“And maybe from one week later,” she continued, “the director awards those who really look like cats with a tail. You then take that tail that’s like a blank canvas, and it becomes yours for the rest of the tour.”
The actor is stuck with the tail for the whole tour, so it becomes a part of them, according to Delmenico. “You have to think of it like it’s your own, like an arm,” she said.
“It’s like one of your limbs,” said Gregory. “Sometimes things are so rushed that you forget your tail. It happened to me once when I forgot to take my tail to the rehearsal. It felt like there’s a part of me that’s missing. You feel almost like you are naked.”
The musical, based on “Old Possum’s Book of Practical Cats” by T.S. Eliot, first premiered on London’s West End in 1981 and on Broadway a year later with the same creative team. It’s one of the longest-running musicals, having been performed in 300 different cities and 15 different languages.
The cast for this production said the charm of the musical is that it has “no language barrier.”
“It’s such a physical show that the audience understands what’s happening on stage even though they don’t understand the language,” said Delmenico. “They don’t have to understand the words. They can just tell whether a cat is excited about a moment or upset or proud or any of those emotions because they are told physically.”
The show will run at the Blue Square in Hannam-dong, central Seoul, through Aug. 24. It starts at 8 p.m. on weekdays and 2 p.m. and 7 p.m. on weekends.

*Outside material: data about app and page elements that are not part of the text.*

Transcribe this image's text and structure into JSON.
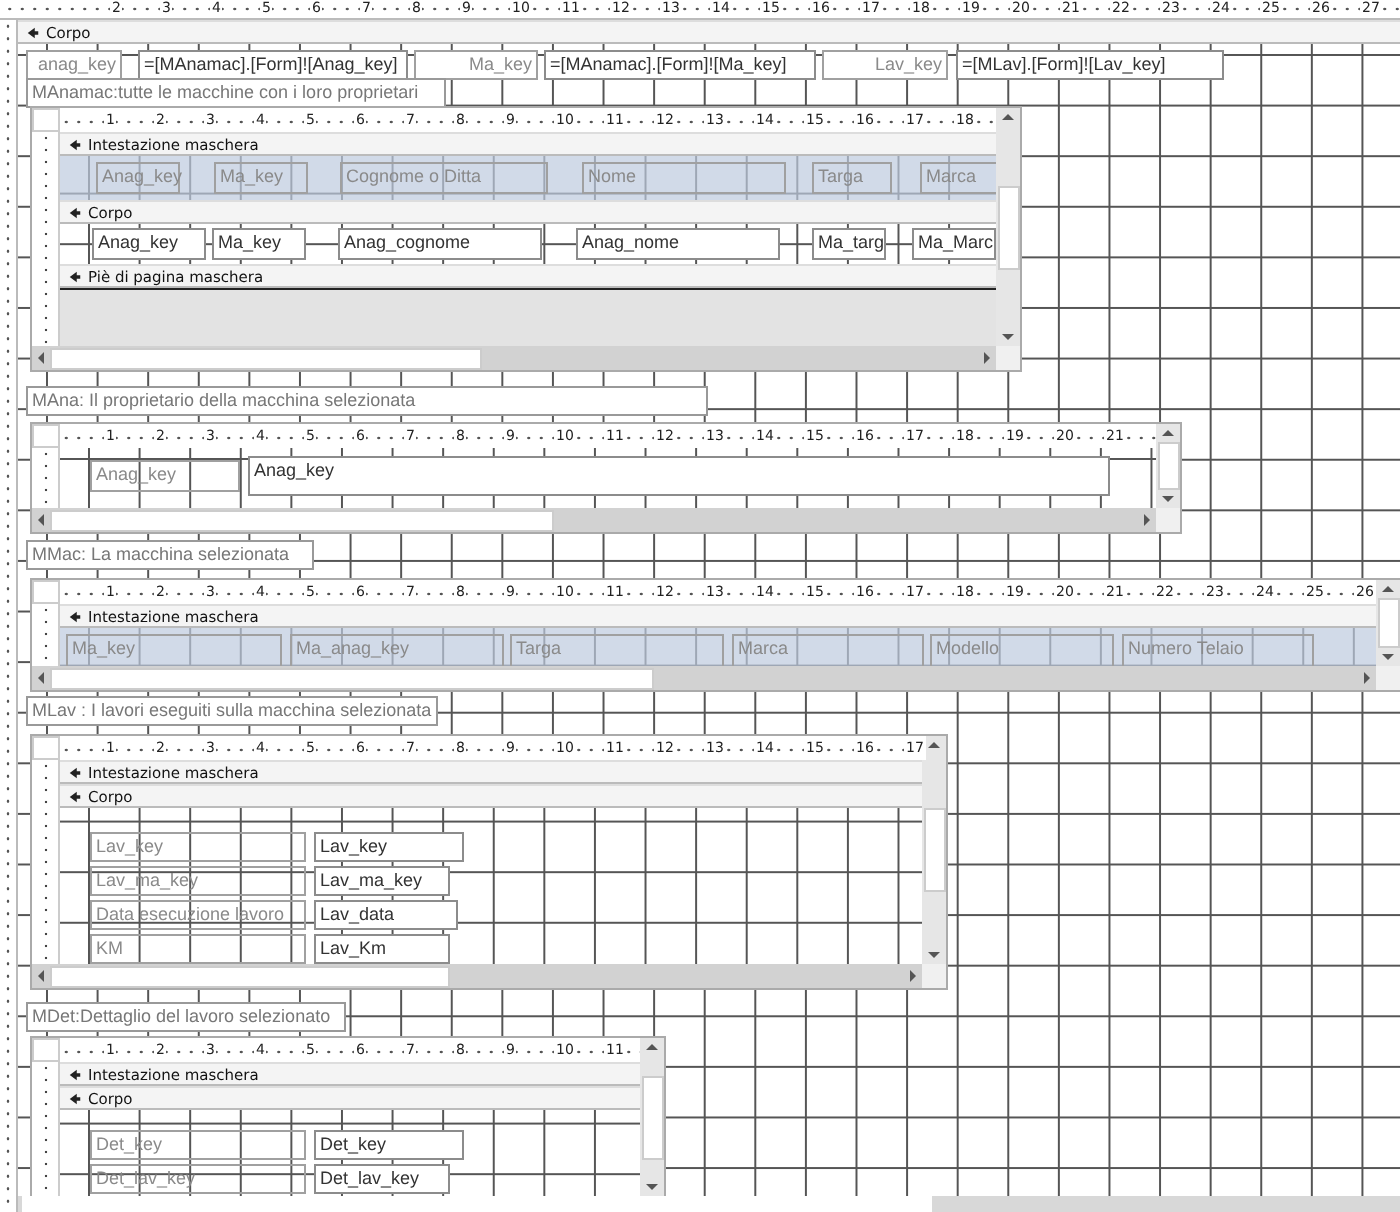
{
  "ruler": [
    "2",
    "3",
    "4",
    "5",
    "6",
    "7",
    "8",
    "9",
    "10",
    "11",
    "12",
    "13",
    "14",
    "15",
    "16",
    "17",
    "18",
    "19",
    "20",
    "21",
    "22",
    "23",
    "24",
    "25",
    "26",
    "27"
  ],
  "section": {
    "title": "Corpo"
  },
  "unbound_fields": [
    {
      "label": "anag_key",
      "expression": "=[MAnamac].[Form]![Anag_key]"
    },
    {
      "label": "Ma_key",
      "expression": "=[MAnamac].[Form]![Ma_key]"
    },
    {
      "label": "Lav_key",
      "expression": "=[MLav].[Form]![Lav_key]"
    }
  ],
  "subforms": [
    {
      "caption": "MAnamac:tutte le macchine con i loro proprietari",
      "ruler": [
        "1",
        "2",
        "3",
        "4",
        "5",
        "6",
        "7",
        "8",
        "9",
        "10",
        "11",
        "12",
        "13",
        "14",
        "15",
        "16",
        "17",
        "18"
      ],
      "sections": [
        {
          "title": "Intestazione maschera",
          "controls": [
            {
              "kind": "label",
              "text": "Anag_key"
            },
            {
              "kind": "label",
              "text": "Ma_key"
            },
            {
              "kind": "label",
              "text": "Cognome o Ditta"
            },
            {
              "kind": "label",
              "text": "Nome"
            },
            {
              "kind": "label",
              "text": "Targa"
            },
            {
              "kind": "label",
              "text": "Marca"
            }
          ]
        },
        {
          "title": "Corpo",
          "controls": [
            {
              "kind": "textbox",
              "text": "Anag_key"
            },
            {
              "kind": "textbox",
              "text": "Ma_key"
            },
            {
              "kind": "textbox",
              "text": "Anag_cognome"
            },
            {
              "kind": "textbox",
              "text": "Anag_nome"
            },
            {
              "kind": "textbox",
              "text": "Ma_targ"
            },
            {
              "kind": "textbox",
              "text": "Ma_Marc"
            }
          ]
        },
        {
          "title": "Piè di pagina maschera"
        }
      ]
    },
    {
      "caption": "MAna: Il proprietario della macchina selezionata",
      "ruler": [
        "1",
        "2",
        "3",
        "4",
        "5",
        "6",
        "7",
        "8",
        "9",
        "10",
        "11",
        "12",
        "13",
        "14",
        "15",
        "16",
        "17",
        "18",
        "19",
        "20",
        "21"
      ],
      "sections": [
        {
          "controls": [
            {
              "kind": "label",
              "text": "Anag_key"
            },
            {
              "kind": "textbox",
              "text": "Anag_key"
            }
          ]
        }
      ]
    },
    {
      "caption": "MMac: La macchina selezionata",
      "ruler": [
        "1",
        "2",
        "3",
        "4",
        "5",
        "6",
        "7",
        "8",
        "9",
        "10",
        "11",
        "12",
        "13",
        "14",
        "15",
        "16",
        "17",
        "18",
        "19",
        "20",
        "21",
        "22",
        "23",
        "24",
        "25",
        "26"
      ],
      "sections": [
        {
          "title": "Intestazione maschera",
          "controls": [
            {
              "kind": "label",
              "text": "Ma_key"
            },
            {
              "kind": "label",
              "text": "Ma_anag_key"
            },
            {
              "kind": "label",
              "text": "Targa"
            },
            {
              "kind": "label",
              "text": "Marca"
            },
            {
              "kind": "label",
              "text": "Modello"
            },
            {
              "kind": "label",
              "text": "Numero Telaio"
            }
          ]
        }
      ]
    },
    {
      "caption": "MLav : I lavori eseguiti sulla macchina selezionata",
      "ruler": [
        "1",
        "2",
        "3",
        "4",
        "5",
        "6",
        "7",
        "8",
        "9",
        "10",
        "11",
        "12",
        "13",
        "14",
        "15",
        "16",
        "17"
      ],
      "sections": [
        {
          "title": "Intestazione maschera"
        },
        {
          "title": "Corpo",
          "controls": [
            {
              "kind": "label",
              "text": "Lav_key"
            },
            {
              "kind": "textbox",
              "text": "Lav_key"
            },
            {
              "kind": "label",
              "text": "Lav_ma_key"
            },
            {
              "kind": "textbox",
              "text": "Lav_ma_key"
            },
            {
              "kind": "label",
              "text": "Data esecuzione lavoro"
            },
            {
              "kind": "textbox",
              "text": "Lav_data"
            },
            {
              "kind": "label",
              "text": "KM"
            },
            {
              "kind": "textbox",
              "text": "Lav_Km"
            }
          ]
        }
      ]
    },
    {
      "caption": "MDet:Dettaglio del lavoro selezionato",
      "ruler": [
        "1",
        "2",
        "3",
        "4",
        "5",
        "6",
        "7",
        "8",
        "9",
        "10",
        "11"
      ],
      "sections": [
        {
          "title": "Intestazione maschera"
        },
        {
          "title": "Corpo",
          "controls": [
            {
              "kind": "label",
              "text": "Det_key"
            },
            {
              "kind": "textbox",
              "text": "Det_key"
            },
            {
              "kind": "label",
              "text": "Det_lav_key"
            },
            {
              "kind": "textbox",
              "text": "Det_lav_key"
            }
          ]
        }
      ]
    }
  ]
}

Tickets range from 50,000 won ($49) to 140,000 won. Jellicle Seats are priced at 140,000 won. There are also dinner deals that offer “Cats collabo” meals and tickets at three restaurants near the venue. Chai 797, a Chinese restaurant, has a multi-course meal with an R-seat ticket for 118,000 won while Elbon the Table is offering Italian food with an R-seat ticket at 138,500 won. For more information, visit www.musicalcats.co.kr. For tickets, visit ticket.interpark.com.
BY YIM SEUNG-HYE [firstname.lastname@example.org]